**Material for this task:**
________________________
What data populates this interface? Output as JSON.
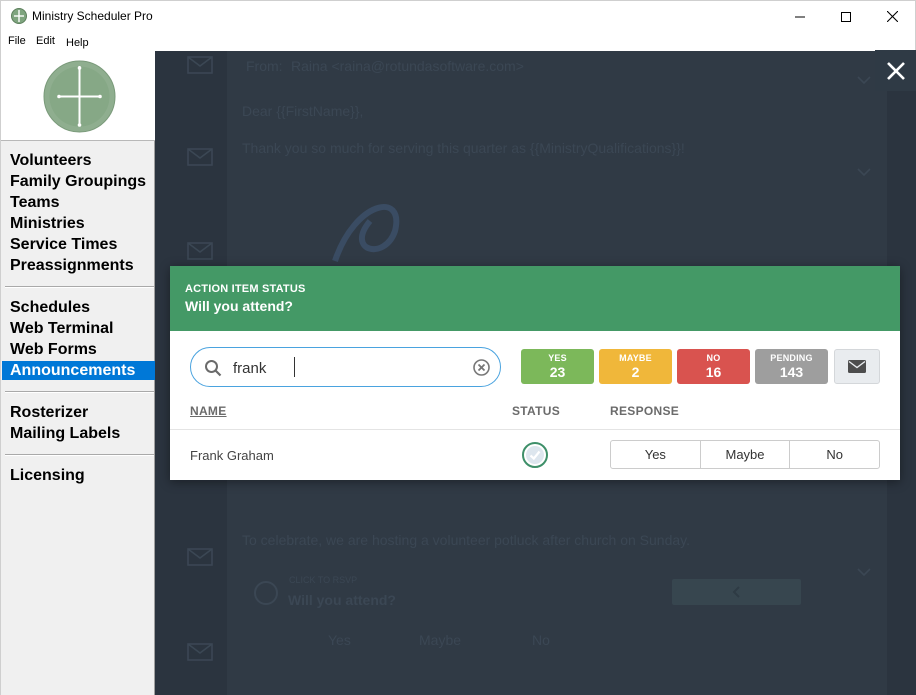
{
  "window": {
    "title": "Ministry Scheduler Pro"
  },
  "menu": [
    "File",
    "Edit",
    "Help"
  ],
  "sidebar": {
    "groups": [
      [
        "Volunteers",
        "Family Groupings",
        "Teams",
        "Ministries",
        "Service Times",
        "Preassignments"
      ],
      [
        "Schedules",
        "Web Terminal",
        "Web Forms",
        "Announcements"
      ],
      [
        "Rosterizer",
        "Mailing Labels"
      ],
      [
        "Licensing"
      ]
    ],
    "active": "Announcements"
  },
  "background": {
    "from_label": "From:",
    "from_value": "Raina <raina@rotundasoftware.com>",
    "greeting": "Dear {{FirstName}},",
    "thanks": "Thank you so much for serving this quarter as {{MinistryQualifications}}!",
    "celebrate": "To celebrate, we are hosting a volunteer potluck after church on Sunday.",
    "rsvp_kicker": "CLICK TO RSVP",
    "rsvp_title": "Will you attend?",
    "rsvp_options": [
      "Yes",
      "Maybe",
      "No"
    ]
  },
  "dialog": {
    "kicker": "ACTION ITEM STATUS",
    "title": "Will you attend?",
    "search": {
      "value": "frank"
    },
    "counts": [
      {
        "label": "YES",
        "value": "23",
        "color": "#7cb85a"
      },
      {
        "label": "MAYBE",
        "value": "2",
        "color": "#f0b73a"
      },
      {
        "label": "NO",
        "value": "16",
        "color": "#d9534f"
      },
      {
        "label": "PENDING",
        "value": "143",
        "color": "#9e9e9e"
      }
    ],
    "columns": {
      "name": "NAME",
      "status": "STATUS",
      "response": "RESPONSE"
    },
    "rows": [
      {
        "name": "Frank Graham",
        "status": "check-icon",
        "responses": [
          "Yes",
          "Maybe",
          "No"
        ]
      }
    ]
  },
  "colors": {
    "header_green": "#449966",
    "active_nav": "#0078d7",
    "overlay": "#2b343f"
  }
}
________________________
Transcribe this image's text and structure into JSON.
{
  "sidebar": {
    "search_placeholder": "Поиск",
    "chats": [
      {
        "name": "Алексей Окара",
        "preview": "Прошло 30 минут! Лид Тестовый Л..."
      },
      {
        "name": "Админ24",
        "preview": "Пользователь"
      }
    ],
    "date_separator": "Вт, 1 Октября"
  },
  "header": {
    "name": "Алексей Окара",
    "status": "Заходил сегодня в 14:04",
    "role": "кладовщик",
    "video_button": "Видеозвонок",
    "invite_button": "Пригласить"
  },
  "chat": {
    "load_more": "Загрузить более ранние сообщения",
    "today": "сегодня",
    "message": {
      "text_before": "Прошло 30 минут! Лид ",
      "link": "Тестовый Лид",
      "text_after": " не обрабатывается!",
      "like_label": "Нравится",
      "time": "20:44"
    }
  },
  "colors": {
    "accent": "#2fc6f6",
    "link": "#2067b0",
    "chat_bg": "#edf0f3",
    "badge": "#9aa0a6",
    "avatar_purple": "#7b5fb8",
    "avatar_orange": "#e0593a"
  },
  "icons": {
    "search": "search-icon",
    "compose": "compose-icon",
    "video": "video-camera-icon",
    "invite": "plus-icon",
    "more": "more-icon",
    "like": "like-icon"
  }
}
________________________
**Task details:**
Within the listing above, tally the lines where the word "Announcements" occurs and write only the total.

**Exercise response:**
2